Want to hit draws *and* fades? Start by changing this 1 thing

sarah stone demonstrates swing tip to GOLF editor zephyr melton on a tee box

In today's edition of Play Smart, Top 100 Teacher Sarah Stone shows us an easy way to manipulate your shot shapes.


Welcome to Play Smart, a regular GOLF.com game-improvement column that will help you play smarter, better golf.

Being able to shape the ball in both directions is a hugely important skill. If you can work the ball both ways, it helps attack holes from all kinds of angles.

But working the ball both directions isn’t easy. Everyone has a predominant shot shape, so hitting the ball in the opposite direction can be a difficult skill to learn (and especially master). If you want to become an elite ball-striker, though, it’s important to understand how to shape the ball both ways.

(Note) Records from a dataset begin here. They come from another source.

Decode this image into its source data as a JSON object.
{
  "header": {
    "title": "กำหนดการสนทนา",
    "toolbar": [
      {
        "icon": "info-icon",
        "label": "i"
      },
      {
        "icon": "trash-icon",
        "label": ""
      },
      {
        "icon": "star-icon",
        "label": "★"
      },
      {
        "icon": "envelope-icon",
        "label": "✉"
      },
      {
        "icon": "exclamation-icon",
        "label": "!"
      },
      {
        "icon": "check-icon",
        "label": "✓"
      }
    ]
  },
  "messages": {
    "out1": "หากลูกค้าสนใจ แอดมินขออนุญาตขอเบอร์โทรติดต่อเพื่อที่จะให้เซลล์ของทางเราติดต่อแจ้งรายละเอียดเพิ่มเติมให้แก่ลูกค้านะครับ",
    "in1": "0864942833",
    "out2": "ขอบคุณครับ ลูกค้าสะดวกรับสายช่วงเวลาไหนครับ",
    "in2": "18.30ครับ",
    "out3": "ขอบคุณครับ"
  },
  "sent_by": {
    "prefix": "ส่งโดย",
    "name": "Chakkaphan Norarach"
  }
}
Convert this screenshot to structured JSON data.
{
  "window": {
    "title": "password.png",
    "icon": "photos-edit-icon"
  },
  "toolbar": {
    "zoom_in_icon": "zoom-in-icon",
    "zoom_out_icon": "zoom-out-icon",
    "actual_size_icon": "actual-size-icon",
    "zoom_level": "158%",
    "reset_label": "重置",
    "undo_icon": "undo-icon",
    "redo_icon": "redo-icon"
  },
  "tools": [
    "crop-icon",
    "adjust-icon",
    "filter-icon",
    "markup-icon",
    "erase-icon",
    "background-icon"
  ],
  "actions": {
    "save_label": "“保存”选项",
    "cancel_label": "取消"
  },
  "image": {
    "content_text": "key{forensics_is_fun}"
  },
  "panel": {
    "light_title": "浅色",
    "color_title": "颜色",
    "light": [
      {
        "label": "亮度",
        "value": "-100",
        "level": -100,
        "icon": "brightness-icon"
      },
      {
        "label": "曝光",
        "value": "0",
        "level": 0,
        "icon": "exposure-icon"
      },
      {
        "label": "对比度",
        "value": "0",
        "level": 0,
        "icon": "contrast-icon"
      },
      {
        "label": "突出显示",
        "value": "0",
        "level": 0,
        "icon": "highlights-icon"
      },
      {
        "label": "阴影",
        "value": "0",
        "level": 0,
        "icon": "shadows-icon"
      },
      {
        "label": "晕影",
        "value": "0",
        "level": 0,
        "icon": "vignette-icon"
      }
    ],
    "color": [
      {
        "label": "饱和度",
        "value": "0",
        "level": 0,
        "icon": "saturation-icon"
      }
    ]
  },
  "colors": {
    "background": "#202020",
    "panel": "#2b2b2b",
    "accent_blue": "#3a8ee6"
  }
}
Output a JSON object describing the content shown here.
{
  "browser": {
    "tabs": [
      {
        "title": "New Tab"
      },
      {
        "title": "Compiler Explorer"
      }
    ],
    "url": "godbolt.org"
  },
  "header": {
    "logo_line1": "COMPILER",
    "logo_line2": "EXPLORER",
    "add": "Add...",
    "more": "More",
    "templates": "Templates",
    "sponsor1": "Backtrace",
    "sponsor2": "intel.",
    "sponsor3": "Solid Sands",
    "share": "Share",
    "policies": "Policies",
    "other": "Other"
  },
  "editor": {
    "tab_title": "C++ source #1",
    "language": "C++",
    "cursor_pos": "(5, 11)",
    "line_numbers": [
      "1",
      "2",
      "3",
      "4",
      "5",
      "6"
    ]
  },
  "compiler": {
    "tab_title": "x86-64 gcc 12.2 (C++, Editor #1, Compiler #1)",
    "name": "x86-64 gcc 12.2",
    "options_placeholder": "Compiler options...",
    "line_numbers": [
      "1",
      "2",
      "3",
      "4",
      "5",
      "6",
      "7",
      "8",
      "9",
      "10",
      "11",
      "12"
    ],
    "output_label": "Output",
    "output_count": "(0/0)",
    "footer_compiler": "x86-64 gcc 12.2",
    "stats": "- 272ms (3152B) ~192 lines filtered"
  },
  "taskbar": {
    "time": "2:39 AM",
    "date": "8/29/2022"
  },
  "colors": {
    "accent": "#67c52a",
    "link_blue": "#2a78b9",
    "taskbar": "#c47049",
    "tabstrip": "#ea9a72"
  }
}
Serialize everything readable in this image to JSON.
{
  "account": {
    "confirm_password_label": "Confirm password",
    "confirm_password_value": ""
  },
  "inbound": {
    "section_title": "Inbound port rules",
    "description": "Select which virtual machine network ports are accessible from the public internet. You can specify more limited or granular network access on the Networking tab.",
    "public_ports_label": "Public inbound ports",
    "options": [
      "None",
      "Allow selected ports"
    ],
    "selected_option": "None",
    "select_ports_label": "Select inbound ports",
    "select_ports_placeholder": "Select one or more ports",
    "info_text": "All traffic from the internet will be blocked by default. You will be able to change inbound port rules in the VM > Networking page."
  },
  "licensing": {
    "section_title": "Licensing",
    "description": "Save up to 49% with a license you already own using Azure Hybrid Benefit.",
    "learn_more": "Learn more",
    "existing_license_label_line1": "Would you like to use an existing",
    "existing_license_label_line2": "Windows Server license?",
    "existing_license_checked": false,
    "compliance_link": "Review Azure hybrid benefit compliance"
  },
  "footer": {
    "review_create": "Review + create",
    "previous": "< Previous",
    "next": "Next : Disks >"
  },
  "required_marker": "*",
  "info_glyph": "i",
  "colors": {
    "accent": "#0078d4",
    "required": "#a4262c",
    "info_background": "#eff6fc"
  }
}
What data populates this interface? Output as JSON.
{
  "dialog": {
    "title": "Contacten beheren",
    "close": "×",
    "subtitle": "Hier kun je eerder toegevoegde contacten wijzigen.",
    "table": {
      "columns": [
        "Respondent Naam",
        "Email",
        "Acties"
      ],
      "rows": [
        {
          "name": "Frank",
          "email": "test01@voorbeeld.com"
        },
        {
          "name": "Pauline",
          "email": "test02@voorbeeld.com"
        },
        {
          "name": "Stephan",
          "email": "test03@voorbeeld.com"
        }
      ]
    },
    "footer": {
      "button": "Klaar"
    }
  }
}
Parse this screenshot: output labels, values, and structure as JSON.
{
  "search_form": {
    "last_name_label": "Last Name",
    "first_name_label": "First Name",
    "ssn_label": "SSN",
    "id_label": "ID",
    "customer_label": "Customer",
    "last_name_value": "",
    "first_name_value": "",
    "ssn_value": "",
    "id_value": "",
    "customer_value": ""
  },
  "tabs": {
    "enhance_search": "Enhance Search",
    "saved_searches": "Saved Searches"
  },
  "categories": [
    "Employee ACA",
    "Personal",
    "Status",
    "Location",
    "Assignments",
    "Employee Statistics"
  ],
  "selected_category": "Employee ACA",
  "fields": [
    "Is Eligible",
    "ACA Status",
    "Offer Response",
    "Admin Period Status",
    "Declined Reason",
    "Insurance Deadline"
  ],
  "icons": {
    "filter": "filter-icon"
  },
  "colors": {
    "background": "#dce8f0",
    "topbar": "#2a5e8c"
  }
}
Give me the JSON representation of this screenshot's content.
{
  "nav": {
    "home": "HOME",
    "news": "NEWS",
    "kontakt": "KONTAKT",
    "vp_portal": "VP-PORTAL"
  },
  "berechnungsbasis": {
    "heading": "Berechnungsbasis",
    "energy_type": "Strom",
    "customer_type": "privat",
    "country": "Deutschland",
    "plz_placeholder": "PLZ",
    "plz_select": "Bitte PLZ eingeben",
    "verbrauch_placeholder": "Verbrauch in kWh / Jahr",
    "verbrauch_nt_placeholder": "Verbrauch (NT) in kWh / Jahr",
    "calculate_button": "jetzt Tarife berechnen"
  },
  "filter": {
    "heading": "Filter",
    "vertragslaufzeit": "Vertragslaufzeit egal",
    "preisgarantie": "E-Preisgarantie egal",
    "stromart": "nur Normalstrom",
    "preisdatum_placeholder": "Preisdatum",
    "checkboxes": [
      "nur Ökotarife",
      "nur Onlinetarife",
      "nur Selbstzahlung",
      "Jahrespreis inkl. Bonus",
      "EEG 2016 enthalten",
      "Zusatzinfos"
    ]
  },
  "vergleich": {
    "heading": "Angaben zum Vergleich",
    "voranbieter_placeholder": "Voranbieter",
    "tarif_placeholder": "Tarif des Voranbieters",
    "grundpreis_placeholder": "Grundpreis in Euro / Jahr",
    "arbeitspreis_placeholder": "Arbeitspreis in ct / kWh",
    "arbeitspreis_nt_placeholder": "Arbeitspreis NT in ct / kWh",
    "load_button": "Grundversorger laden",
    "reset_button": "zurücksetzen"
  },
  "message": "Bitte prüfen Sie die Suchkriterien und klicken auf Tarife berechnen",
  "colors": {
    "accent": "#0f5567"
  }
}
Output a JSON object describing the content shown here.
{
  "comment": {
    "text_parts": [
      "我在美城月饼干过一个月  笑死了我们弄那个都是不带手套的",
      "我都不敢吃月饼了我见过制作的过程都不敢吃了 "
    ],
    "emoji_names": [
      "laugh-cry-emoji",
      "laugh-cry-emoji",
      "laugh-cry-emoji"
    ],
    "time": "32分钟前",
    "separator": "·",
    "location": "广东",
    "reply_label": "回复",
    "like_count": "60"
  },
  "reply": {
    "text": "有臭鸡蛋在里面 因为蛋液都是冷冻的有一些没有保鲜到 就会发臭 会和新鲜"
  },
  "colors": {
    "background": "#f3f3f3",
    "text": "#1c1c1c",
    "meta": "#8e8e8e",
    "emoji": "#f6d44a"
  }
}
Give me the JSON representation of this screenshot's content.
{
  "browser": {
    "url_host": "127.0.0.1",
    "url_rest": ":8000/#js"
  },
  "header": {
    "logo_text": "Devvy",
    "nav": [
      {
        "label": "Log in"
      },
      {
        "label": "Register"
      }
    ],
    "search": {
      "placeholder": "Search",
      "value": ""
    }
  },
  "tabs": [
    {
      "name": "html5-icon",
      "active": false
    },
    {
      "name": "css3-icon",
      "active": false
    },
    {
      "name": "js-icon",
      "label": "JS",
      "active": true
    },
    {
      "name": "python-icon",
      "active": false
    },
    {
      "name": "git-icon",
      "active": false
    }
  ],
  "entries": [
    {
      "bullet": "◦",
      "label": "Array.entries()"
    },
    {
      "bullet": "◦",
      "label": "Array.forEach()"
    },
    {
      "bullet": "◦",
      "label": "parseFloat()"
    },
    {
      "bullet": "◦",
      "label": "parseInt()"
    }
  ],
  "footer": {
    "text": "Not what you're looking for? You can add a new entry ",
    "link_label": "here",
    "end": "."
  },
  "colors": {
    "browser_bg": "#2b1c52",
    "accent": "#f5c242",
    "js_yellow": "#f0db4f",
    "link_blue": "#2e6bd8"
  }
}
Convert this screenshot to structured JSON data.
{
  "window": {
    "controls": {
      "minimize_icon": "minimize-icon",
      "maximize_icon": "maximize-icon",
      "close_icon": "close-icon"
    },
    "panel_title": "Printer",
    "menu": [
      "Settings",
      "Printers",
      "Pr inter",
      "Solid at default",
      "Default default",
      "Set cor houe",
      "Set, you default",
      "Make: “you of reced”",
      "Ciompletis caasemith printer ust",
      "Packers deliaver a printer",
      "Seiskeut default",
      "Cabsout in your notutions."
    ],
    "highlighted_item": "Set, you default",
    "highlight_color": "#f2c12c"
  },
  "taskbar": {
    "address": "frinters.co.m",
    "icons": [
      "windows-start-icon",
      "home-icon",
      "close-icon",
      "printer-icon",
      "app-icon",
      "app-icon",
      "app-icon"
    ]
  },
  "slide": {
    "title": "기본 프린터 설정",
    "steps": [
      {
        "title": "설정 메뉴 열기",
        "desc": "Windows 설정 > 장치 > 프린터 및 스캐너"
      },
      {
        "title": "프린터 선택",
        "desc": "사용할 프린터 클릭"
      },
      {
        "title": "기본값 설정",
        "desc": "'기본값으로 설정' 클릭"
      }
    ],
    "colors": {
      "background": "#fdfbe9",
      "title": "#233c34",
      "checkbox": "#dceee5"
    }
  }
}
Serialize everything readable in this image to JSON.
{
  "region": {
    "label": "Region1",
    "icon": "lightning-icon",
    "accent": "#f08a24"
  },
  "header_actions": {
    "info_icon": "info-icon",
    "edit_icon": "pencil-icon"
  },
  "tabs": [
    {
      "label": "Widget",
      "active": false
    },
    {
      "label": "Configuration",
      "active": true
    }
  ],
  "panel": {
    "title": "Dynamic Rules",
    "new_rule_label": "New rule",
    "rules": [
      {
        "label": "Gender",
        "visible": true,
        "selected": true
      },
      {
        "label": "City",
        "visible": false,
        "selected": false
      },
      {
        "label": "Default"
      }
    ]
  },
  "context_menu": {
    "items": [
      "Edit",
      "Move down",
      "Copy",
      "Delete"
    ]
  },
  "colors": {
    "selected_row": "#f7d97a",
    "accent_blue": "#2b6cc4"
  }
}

Shot shapes are affected by two main things: the club path and the face angle. Learning to manipulate these two things in the correct way is crucial if you want to hit draws and fades on command. And according to GOLF Top 100 Teacher Sarah Stone, all you have to do is change one simple thing in your setup.

How to shape the ball both directions

If you want to hit a draw, you need a path that’s in-to-out and a face angle that’s slightly closed. While if you want to hit a fade, you need a path that’s out-to-in and a face that’s slightly open. An easy way to manipulate these two factors is by changing your ball position at setup.

“One of the most misunderstood concepts is that every driver should be played off the forward foot,” Stone says. “That usually doesn’t create the shot shape that people are looking for.”

Instead of always having the ball off your inside foot with a driver, position the ball based on the shot type you want to hit.


To hit a draw, you want to play the ball more in the middle of your stance. This ball position will promote a more in-to-out path, allowing you to hit the inside portion of the ball. Then all you need to do is make sure your clubface is slightly closed at impact.

“That will give you an opportunity to get that golf club coming in from the inside,” Stone says. “This gives you a chance to square the clubface and work it right-to-left.”


For a fade, you’ll want to play the ball farther forward in your stance. With this ball position, your shoulders will be more open and you will swing more out-to-in. Then if you keep the face open just a touch, the ball should work with a left-to-right shape.

“Wherever you feel like your shoulders are is going to be where the path of the club is going to travel,” Stone says. “And that’s going to create the start direction of the golf ball.”

Zephyr Melton

Golf.com Editor

Zephyr Melton is an assistant editor for GOLF.com where he spends his days blogging, producing and editing. Prior to joining the team at GOLF, he attended the University of Texas followed by stops with the Texas Golf Association, Team USA, the Green Bay Packers and the PGA Tour. He assists on all things instruction and covers amateur and women’s golf. He can be reached at zephyr_melton@golf.com.